As employer pensions go the way of the dodo, the responsibility for investing retirement funds is being dropped onto the shoulders of individual workers. Of course, not everyone is comfortable with the idea of betting his future on his ability to pick the right investments. If you know nothing about investing and don't care to learn, but want to be sure that your retirement savings will be sufficient unto the day, consider adopting one of the following strategies.

Target date funds

The target date fund is a fairly new retirement investing option. The concept is simple: you decide roughly when you plan to retire, then pick a target date fund that matches that year. For example, if you plan to retire sometime around the year 2035, you'd look for a target date fund with the year 2035 in its name. Once you find the right fund, all you need to do is deposit your contributions and the fund manager will take care of the rest: picking your investments, shifting the allocations as you age to less risky investments, rebalancing investments to keep your chosen allocations between types of investments, and so on.

Stock chart with prices

Image source: Getty images.

Index funds and ETFs

If you don't have access to a target date fund or prefer a bit more control over your retirement investments, then an index fund or ETF is the way to go. These investments seek to track the performance of a particular stock or bond index so that as the index climbs or falls, so will the fund. Index funds have several advantages over traditional, actively managed funds: there is no need for a high-priced investment expert to pick the fund's investments, since the index does it for them; transactions are typically far lower in an index fund, meaning you pay a lot less in transaction fees; and because index funds inherently use a buy and hold strategy rather than a timing strategy, they tend to outperform actively managed funds.

Stocks versus bonds

If you choose an index fund or ETF rather than a target date fund, you'll have one extra decision to make: how much you want to invest in stocks versus bonds. For retirement investments, the accepted approach is to subtract your age from 110 and put that percentage of your investments in stocks, with the remainder in bonds. For example, if you're 40 years old, you'd subtract 40 from 110 and get a result of 70. That tells you that you need to put 70% of your investments in stocks and the other 30% in bonds. Now you can simply buy one stock index fund and one bond index fund and allocate your contributions according to the above formula.

Adjusting your allocations

As the above formula implies, you'll need to adjust your percentage of stock and bond investments as you get older. You'll also need to reallocate as your balances shift over time thanks to the performance of your investments (unless you have a target date fund; this is something your fund would do for you).

For example, let's say you chose to put 70% of your contributions in stocks and the other 30% in bonds. The stock market prospered during the following year, while bonds dropped in value. If you come back and look at your investments one year later, you'd probably find that your allocations had shifted due to the performance of those stock and bond markets: you might now find that your retirement savings account has 74% of its value in stocks and 26% in bonds. Thus, in order to keep your retirement investments balanced correctly, you'll need to go back once a year and readjust your holdings.
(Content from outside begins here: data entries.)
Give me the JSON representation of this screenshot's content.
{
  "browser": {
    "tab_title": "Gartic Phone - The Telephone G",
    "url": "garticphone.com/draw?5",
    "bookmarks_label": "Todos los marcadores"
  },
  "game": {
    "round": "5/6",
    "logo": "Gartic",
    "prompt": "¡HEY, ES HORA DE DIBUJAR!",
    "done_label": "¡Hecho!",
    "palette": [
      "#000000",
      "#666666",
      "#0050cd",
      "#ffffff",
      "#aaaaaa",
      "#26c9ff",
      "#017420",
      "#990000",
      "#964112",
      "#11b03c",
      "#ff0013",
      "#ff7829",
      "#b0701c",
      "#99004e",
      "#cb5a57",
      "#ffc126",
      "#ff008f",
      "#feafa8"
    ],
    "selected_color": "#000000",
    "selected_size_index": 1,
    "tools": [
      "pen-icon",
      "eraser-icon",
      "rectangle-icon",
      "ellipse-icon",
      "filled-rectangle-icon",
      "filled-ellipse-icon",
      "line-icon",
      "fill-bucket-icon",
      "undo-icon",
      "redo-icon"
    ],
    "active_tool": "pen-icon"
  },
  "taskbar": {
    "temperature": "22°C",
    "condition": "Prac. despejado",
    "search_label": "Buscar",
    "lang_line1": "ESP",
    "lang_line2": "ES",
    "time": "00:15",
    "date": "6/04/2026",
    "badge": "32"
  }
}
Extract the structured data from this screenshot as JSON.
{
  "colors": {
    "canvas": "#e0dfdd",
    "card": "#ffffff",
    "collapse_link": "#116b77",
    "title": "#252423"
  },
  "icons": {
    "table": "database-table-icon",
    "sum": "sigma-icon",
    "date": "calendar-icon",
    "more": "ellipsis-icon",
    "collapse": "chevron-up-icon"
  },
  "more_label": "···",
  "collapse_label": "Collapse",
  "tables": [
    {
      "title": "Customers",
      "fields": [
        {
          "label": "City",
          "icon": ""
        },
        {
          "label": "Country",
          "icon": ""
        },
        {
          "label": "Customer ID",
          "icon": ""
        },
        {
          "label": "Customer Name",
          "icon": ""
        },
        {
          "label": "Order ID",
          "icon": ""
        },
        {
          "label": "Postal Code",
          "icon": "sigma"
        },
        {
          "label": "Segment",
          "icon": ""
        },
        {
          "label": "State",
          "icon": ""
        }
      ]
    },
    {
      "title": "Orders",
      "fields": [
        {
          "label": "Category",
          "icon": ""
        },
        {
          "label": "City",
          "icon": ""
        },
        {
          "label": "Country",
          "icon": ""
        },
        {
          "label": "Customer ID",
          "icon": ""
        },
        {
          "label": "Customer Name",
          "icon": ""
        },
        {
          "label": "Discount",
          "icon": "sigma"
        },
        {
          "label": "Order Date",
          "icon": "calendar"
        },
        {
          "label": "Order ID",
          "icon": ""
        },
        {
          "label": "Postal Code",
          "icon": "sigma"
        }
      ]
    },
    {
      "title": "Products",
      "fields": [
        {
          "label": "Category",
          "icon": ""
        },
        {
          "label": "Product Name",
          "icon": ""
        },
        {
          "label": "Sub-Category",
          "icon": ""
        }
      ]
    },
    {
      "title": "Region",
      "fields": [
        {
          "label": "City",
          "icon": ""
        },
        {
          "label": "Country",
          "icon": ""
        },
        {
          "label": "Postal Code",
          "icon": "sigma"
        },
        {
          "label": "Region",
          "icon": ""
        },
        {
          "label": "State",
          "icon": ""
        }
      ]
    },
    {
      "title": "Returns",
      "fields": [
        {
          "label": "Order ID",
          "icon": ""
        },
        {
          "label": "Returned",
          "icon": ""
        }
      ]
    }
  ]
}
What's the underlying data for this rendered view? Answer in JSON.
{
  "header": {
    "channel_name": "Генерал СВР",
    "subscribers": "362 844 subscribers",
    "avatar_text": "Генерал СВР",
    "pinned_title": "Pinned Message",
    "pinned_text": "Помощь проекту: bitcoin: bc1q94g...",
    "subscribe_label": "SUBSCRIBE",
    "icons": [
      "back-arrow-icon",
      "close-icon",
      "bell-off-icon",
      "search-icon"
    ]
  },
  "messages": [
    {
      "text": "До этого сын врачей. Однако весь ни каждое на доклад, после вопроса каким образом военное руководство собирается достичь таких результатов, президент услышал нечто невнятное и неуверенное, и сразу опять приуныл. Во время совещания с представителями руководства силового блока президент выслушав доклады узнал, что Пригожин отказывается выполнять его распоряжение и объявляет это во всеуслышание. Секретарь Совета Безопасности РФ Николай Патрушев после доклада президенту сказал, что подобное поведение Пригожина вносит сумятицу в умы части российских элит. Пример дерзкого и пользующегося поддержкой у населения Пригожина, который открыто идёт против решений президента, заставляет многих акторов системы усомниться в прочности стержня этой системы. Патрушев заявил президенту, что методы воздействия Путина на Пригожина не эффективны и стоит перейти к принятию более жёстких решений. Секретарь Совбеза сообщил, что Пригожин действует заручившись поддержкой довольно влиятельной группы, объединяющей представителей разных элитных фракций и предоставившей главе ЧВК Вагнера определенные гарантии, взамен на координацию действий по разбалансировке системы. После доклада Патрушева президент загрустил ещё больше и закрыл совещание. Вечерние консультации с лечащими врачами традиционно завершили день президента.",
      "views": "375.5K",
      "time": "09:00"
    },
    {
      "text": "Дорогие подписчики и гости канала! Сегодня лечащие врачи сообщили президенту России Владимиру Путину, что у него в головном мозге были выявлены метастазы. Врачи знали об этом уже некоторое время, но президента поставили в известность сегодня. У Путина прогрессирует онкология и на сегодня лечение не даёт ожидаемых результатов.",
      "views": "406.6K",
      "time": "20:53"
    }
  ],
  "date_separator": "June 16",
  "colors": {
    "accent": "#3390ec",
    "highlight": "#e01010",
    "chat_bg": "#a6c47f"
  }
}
In the above example, you'd sell some of your stocks and use the funds to buy more bonds. This would also be a great time to shift your allocations according to the 110 minus your age formula. Since you'd probably gotten a year older during last year, you'd want to shift your balances to 69% stocks and 31% bonds.

Getting the returns you want

If you've done your retirement homework, you have a pretty good idea of how much money you need to have to fund the retirement you want and therefore how much of a return you need to get on your retirement contributions. That's something else you'll want to review at the time you do your annual reallocating. If your contribution rate is based on the idea that your retirement investments will earn an 8% annual return and you realize that over the last few years, your investments have only earned 6%, you should consider changing funds.

One factor that can have considerable impact on your returns is fees: these can vary widely between different funds and ETFs, so compare the fees before choosing a fund -- and check them again every year to make sure they haven't shot up in the meantime.

Note that over short spans of time, the stock market can fluctuate dramatically, so don't base your performance concerns just on the fund's returns. Rather, compare your fund's performance to the performance of the market as a whole. If your fund has been significantly underperforming the market for the past few years, it's definitely time to consider a change.